The task:
Nothing in the records below should be altered in the copy, although the pictures must be left out.

Provided information:
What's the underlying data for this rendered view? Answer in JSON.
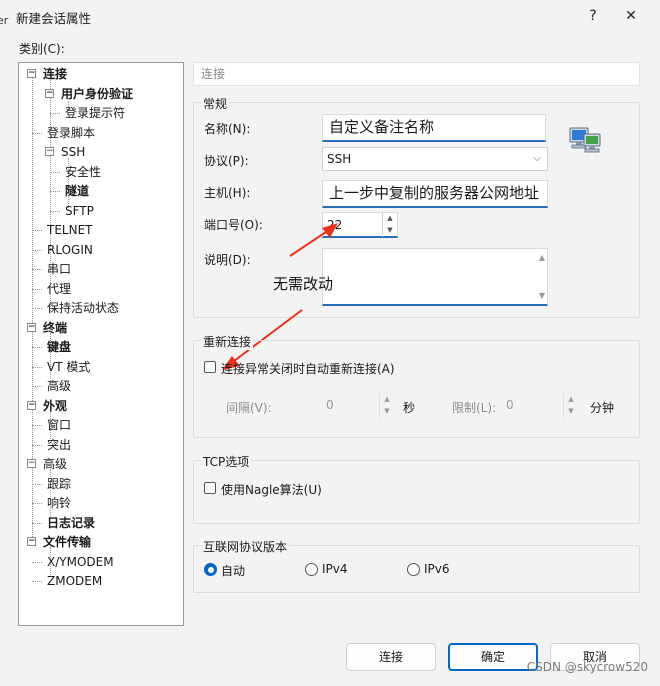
{
  "window": {
    "title": "新建会话属性",
    "help_glyph": "?",
    "close_glyph": "✕",
    "edge_glyph": "er"
  },
  "category_label": "类别(C):",
  "tree": [
    {
      "label": "连接",
      "bold": true
    },
    {
      "label": "用户身份验证",
      "bold": true
    },
    {
      "label": "登录提示符",
      "bold": false
    },
    {
      "label": "登录脚本",
      "bold": false
    },
    {
      "label": "SSH",
      "bold": false
    },
    {
      "label": "安全性",
      "bold": false
    },
    {
      "label": "隧道",
      "bold": true
    },
    {
      "label": "SFTP",
      "bold": false
    },
    {
      "label": "TELNET",
      "bold": false
    },
    {
      "label": "RLOGIN",
      "bold": false
    },
    {
      "label": "串口",
      "bold": false
    },
    {
      "label": "代理",
      "bold": false
    },
    {
      "label": "保持活动状态",
      "bold": false
    },
    {
      "label": "终端",
      "bold": true
    },
    {
      "label": "键盘",
      "bold": true
    },
    {
      "label": "VT 模式",
      "bold": false
    },
    {
      "label": "高级",
      "bold": false
    },
    {
      "label": "外观",
      "bold": true
    },
    {
      "label": "窗口",
      "bold": false
    },
    {
      "label": "突出",
      "bold": false
    },
    {
      "label": "高级",
      "bold": false
    },
    {
      "label": "跟踪",
      "bold": false
    },
    {
      "label": "响铃",
      "bold": false
    },
    {
      "label": "日志记录",
      "bold": true
    },
    {
      "label": "文件传输",
      "bold": true
    },
    {
      "label": "X/YMODEM",
      "bold": false
    },
    {
      "label": "ZMODEM",
      "bold": false
    }
  ],
  "breadcrumb": "连接",
  "general": {
    "legend": "常规",
    "name_label": "名称(N):",
    "name_value": "自定义备注名称",
    "protocol_label": "协议(P):",
    "protocol_value": "SSH",
    "host_label": "主机(H):",
    "host_value": "上一步中复制的服务器公网地址",
    "port_label": "端口号(O):",
    "port_value": "22",
    "desc_label": "说明(D):",
    "desc_value": ""
  },
  "annotation": "无需改动",
  "reconnect": {
    "legend": "重新连接",
    "checkbox_label": "连接异常关闭时自动重新连接(A)",
    "interval_label": "间隔(V):",
    "interval_value": "0",
    "interval_unit": "秒",
    "limit_label": "限制(L):",
    "limit_value": "0",
    "limit_unit": "分钟"
  },
  "tcp": {
    "legend": "TCP选项",
    "nagle_label": "使用Nagle算法(U)"
  },
  "ip": {
    "legend": "互联网协议版本",
    "options": [
      "自动",
      "IPv4",
      "IPv6"
    ],
    "selected": "自动"
  },
  "buttons": {
    "connect": "连接",
    "ok": "确定",
    "cancel": "取消"
  },
  "watermark": "CSDN @skycrow520",
  "colors": {
    "accent": "#0067c0",
    "arrow": "#e8321e"
  }
}
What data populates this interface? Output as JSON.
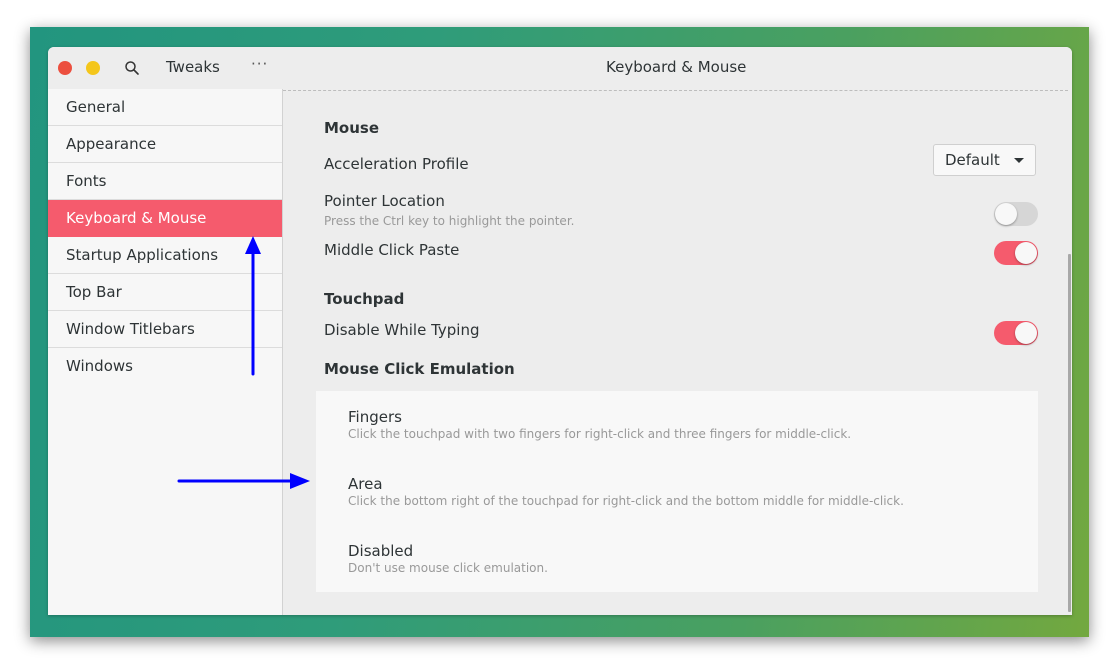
{
  "app": {
    "title": "Tweaks",
    "more_label": "···",
    "window_title": "Keyboard & Mouse"
  },
  "sidebar": {
    "items": [
      {
        "label": "General",
        "active": false
      },
      {
        "label": "Appearance",
        "active": false
      },
      {
        "label": "Fonts",
        "active": false
      },
      {
        "label": "Keyboard & Mouse",
        "active": true
      },
      {
        "label": "Startup Applications",
        "active": false
      },
      {
        "label": "Top Bar",
        "active": false
      },
      {
        "label": "Window Titlebars",
        "active": false
      },
      {
        "label": "Windows",
        "active": false
      }
    ]
  },
  "mouse": {
    "section_title": "Mouse",
    "acceleration_profile": {
      "label": "Acceleration Profile",
      "value": "Default"
    },
    "pointer_location": {
      "label": "Pointer Location",
      "description": "Press the Ctrl key to highlight the pointer.",
      "enabled": false
    },
    "middle_click_paste": {
      "label": "Middle Click Paste",
      "enabled": true
    }
  },
  "touchpad": {
    "section_title": "Touchpad",
    "disable_while_typing": {
      "label": "Disable While Typing",
      "enabled": true
    }
  },
  "click_emulation": {
    "section_title": "Mouse Click Emulation",
    "options": [
      {
        "title": "Fingers",
        "description": "Click the touchpad with two fingers for right-click and three fingers for middle-click."
      },
      {
        "title": "Area",
        "description": "Click the bottom right of the touchpad for right-click and the bottom middle for middle-click."
      },
      {
        "title": "Disabled",
        "description": "Don't use mouse click emulation."
      }
    ]
  },
  "colors": {
    "accent": "#f55b6d",
    "close": "#ec4f3f",
    "minimize": "#f4c61b",
    "annotation_arrow": "#0000ff"
  }
}
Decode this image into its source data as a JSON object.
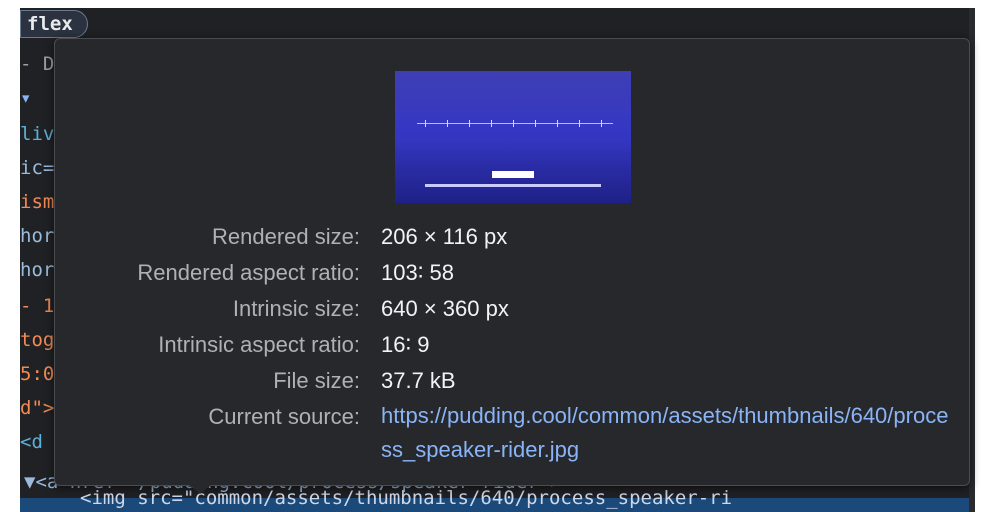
{
  "code_bg": {
    "badge": "flex",
    "lines": [
      {
        "text": "- D",
        "color": "#9aa0a6"
      },
      {
        "text": "▾",
        "color": "#8ab4f8"
      },
      {
        "text": "liv",
        "color": "#5db0d7"
      },
      {
        "text": "ic=",
        "color": "#9bbbdc"
      },
      {
        "text": "ism",
        "color": "#f28b54"
      },
      {
        "text": "hor",
        "color": "#9bbbdc"
      },
      {
        "text": "hor",
        "color": "#9bbbdc"
      },
      {
        "text": "- 1",
        "color": "#f28b54"
      },
      {
        "text": "tog",
        "color": "#f28b54"
      },
      {
        "text": "5:0",
        "color": "#f28b54"
      },
      {
        "text": "d\">",
        "color": "#f28b54"
      },
      {
        "text": "<d",
        "color": "#5db0d7"
      }
    ],
    "row_under_tooltip": "▼<a href=\"/pudding.cool/process/speaker-rider\">",
    "selected_row": "<img src=\"common/assets/thumbnails/640/process_speaker-ri"
  },
  "tooltip": {
    "properties": [
      {
        "label": "Rendered size:",
        "value": "206 × 116 px"
      },
      {
        "label": "Rendered aspect ratio:",
        "value": "103∶ 58"
      },
      {
        "label": "Intrinsic size:",
        "value": "640 × 360 px"
      },
      {
        "label": "Intrinsic aspect ratio:",
        "value": "16∶ 9"
      },
      {
        "label": "File size:",
        "value": "37.7 kB"
      }
    ],
    "current_source": {
      "label": "Current source:",
      "url": "https://pudding.cool/common/assets/thumbnails/640/process_speaker-rider.jpg"
    }
  },
  "colors": {
    "panel_bg": "#202124",
    "tooltip_bg": "#27282b",
    "label": "#aeb1b6",
    "value": "#f1f3f4",
    "link": "#8ab4f8",
    "preview_accent": "#3537c4"
  }
}
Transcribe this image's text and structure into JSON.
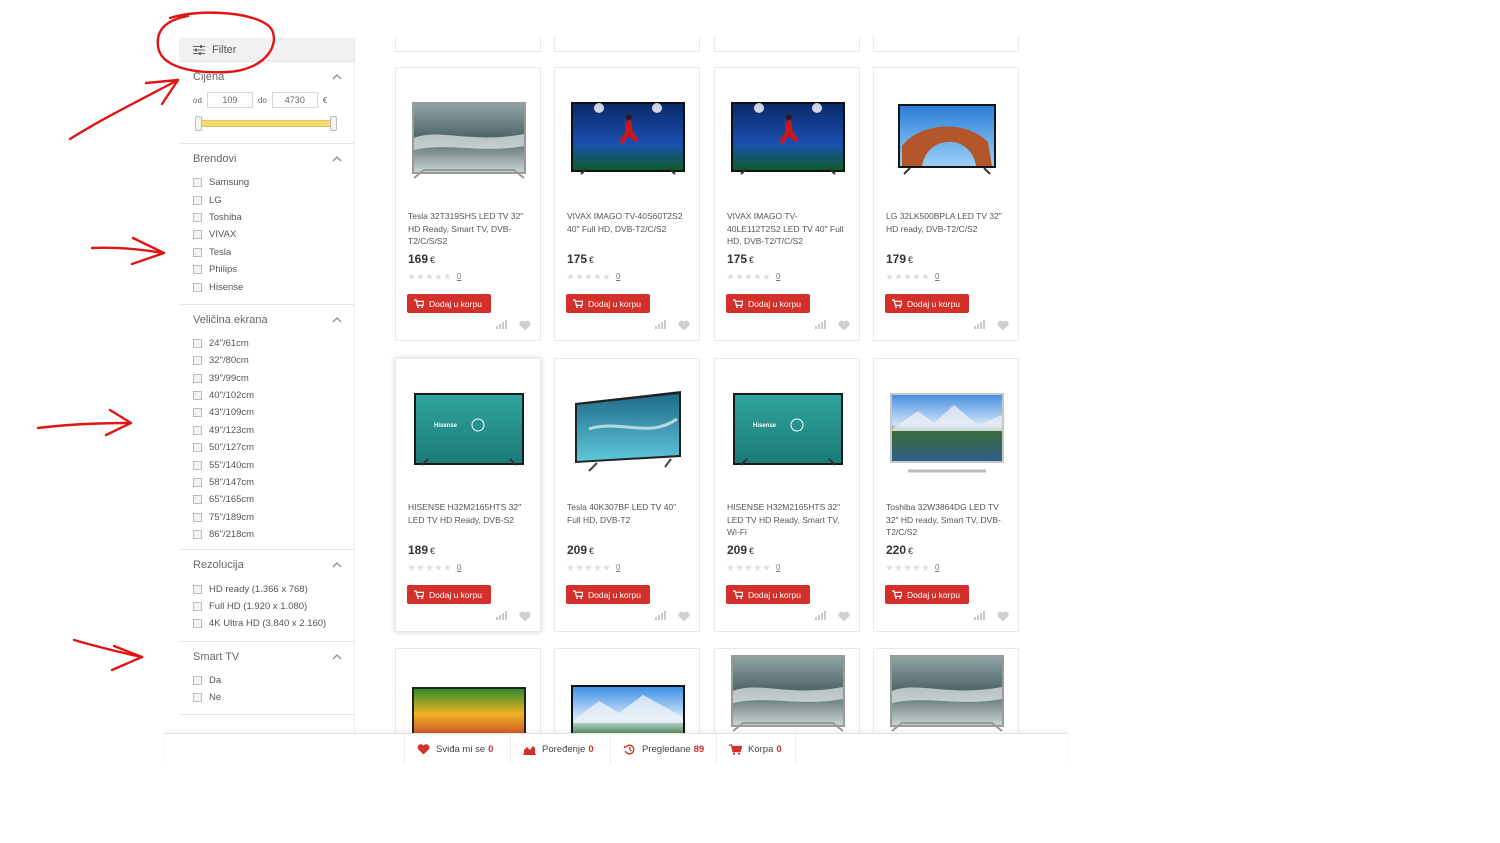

Reply:
What's the underlying data for this rendered view? Answer in JSON.
{
  "window": {
    "title": "新建会话属性",
    "help_glyph": "?",
    "close_glyph": "✕",
    "edge_glyph": "er"
  },
  "category_label": "类别(C):",
  "tree": [
    {
      "label": "连接",
      "bold": true
    },
    {
      "label": "用户身份验证",
      "bold": true
    },
    {
      "label": "登录提示符",
      "bold": false
    },
    {
      "label": "登录脚本",
      "bold": false
    },
    {
      "label": "SSH",
      "bold": false
    },
    {
      "label": "安全性",
      "bold": false
    },
    {
      "label": "隧道",
      "bold": true
    },
    {
      "label": "SFTP",
      "bold": false
    },
    {
      "label": "TELNET",
      "bold": false
    },
    {
      "label": "RLOGIN",
      "bold": false
    },
    {
      "label": "串口",
      "bold": false
    },
    {
      "label": "代理",
      "bold": false
    },
    {
      "label": "保持活动状态",
      "bold": false
    },
    {
      "label": "终端",
      "bold": true
    },
    {
      "label": "键盘",
      "bold": true
    },
    {
      "label": "VT 模式",
      "bold": false
    },
    {
      "label": "高级",
      "bold": false
    },
    {
      "label": "外观",
      "bold": true
    },
    {
      "label": "窗口",
      "bold": false
    },
    {
      "label": "突出",
      "bold": false
    },
    {
      "label": "高级",
      "bold": false
    },
    {
      "label": "跟踪",
      "bold": false
    },
    {
      "label": "响铃",
      "bold": false
    },
    {
      "label": "日志记录",
      "bold": true
    },
    {
      "label": "文件传输",
      "bold": true
    },
    {
      "label": "X/YMODEM",
      "bold": false
    },
    {
      "label": "ZMODEM",
      "bold": false
    }
  ],
  "breadcrumb": "连接",
  "general": {
    "legend": "常规",
    "name_label": "名称(N):",
    "name_value": "自定义备注名称",
    "protocol_label": "协议(P):",
    "protocol_value": "SSH",
    "host_label": "主机(H):",
    "host_value": "上一步中复制的服务器公网地址",
    "port_label": "端口号(O):",
    "port_value": "22",
    "desc_label": "说明(D):",
    "desc_value": ""
  },
  "annotation": "无需改动",
  "reconnect": {
    "legend": "重新连接",
    "checkbox_label": "连接异常关闭时自动重新连接(A)",
    "interval_label": "间隔(V):",
    "interval_value": "0",
    "interval_unit": "秒",
    "limit_label": "限制(L):",
    "limit_value": "0",
    "limit_unit": "分钟"
  },
  "tcp": {
    "legend": "TCP选项",
    "nagle_label": "使用Nagle算法(U)"
  },
  "ip": {
    "legend": "互联网协议版本",
    "options": [
      "自动",
      "IPv4",
      "IPv6"
    ],
    "selected": "自动"
  },
  "buttons": {
    "connect": "连接",
    "ok": "确定",
    "cancel": "取消"
  },
  "watermark": "CSDN @skycrow520",
  "colors": {
    "accent": "#0067c0",
    "arrow": "#e8321e"
  }
}
What data populates this interface? Output as JSON.
{
  "app": {
    "title": "Tweaks",
    "more_label": "···",
    "window_title": "Keyboard & Mouse"
  },
  "sidebar": {
    "items": [
      {
        "label": "General",
        "active": false
      },
      {
        "label": "Appearance",
        "active": false
      },
      {
        "label": "Fonts",
        "active": false
      },
      {
        "label": "Keyboard & Mouse",
        "active": true
      },
      {
        "label": "Startup Applications",
        "active": false
      },
      {
        "label": "Top Bar",
        "active": false
      },
      {
        "label": "Window Titlebars",
        "active": false
      },
      {
        "label": "Windows",
        "active": false
      }
    ]
  },
  "mouse": {
    "section_title": "Mouse",
    "acceleration_profile": {
      "label": "Acceleration Profile",
      "value": "Default"
    },
    "pointer_location": {
      "label": "Pointer Location",
      "description": "Press the Ctrl key to highlight the pointer.",
      "enabled": false
    },
    "middle_click_paste": {
      "label": "Middle Click Paste",
      "enabled": true
    }
  },
  "touchpad": {
    "section_title": "Touchpad",
    "disable_while_typing": {
      "label": "Disable While Typing",
      "enabled": true
    }
  },
  "click_emulation": {
    "section_title": "Mouse Click Emulation",
    "options": [
      {
        "title": "Fingers",
        "description": "Click the touchpad with two fingers for right-click and three fingers for middle-click."
      },
      {
        "title": "Area",
        "description": "Click the bottom right of the touchpad for right-click and the bottom middle for middle-click."
      },
      {
        "title": "Disabled",
        "description": "Don't use mouse click emulation."
      }
    ]
  },
  "colors": {
    "accent": "#f55b6d",
    "close": "#ec4f3f",
    "minimize": "#f4c61b",
    "annotation_arrow": "#0000ff"
  }
}
Decode this image into its source data as a JSON object.
{
  "code_bg": {
    "badge": "flex",
    "lines": [
      {
        "text": "- D",
        "color": "#9aa0a6"
      },
      {
        "text": "▾",
        "color": "#8ab4f8"
      },
      {
        "text": "liv",
        "color": "#5db0d7"
      },
      {
        "text": "ic=",
        "color": "#9bbbdc"
      },
      {
        "text": "ism",
        "color": "#f28b54"
      },
      {
        "text": "hor",
        "color": "#9bbbdc"
      },
      {
        "text": "hor",
        "color": "#9bbbdc"
      },
      {
        "text": "- 1",
        "color": "#f28b54"
      },
      {
        "text": "tog",
        "color": "#f28b54"
      },
      {
        "text": "5:0",
        "color": "#f28b54"
      },
      {
        "text": "d\">",
        "color": "#f28b54"
      },
      {
        "text": "<d",
        "color": "#5db0d7"
      }
    ],
    "row_under_tooltip": "▼<a href=\"/pudding.cool/process/speaker-rider\">",
    "selected_row": "<img src=\"common/assets/thumbnails/640/process_speaker-ri"
  },
  "tooltip": {
    "properties": [
      {
        "label": "Rendered size:",
        "value": "206 × 116 px"
      },
      {
        "label": "Rendered aspect ratio:",
        "value": "103∶ 58"
      },
      {
        "label": "Intrinsic size:",
        "value": "640 × 360 px"
      },
      {
        "label": "Intrinsic aspect ratio:",
        "value": "16∶ 9"
      },
      {
        "label": "File size:",
        "value": "37.7 kB"
      }
    ],
    "current_source": {
      "label": "Current source:",
      "url": "https://pudding.cool/common/assets/thumbnails/640/process_speaker-rider.jpg"
    }
  },
  "colors": {
    "panel_bg": "#202124",
    "tooltip_bg": "#27282b",
    "label": "#aeb1b6",
    "value": "#f1f3f4",
    "link": "#8ab4f8",
    "preview_accent": "#3537c4"
  }
}
Transcribe this image's text and structure into JSON.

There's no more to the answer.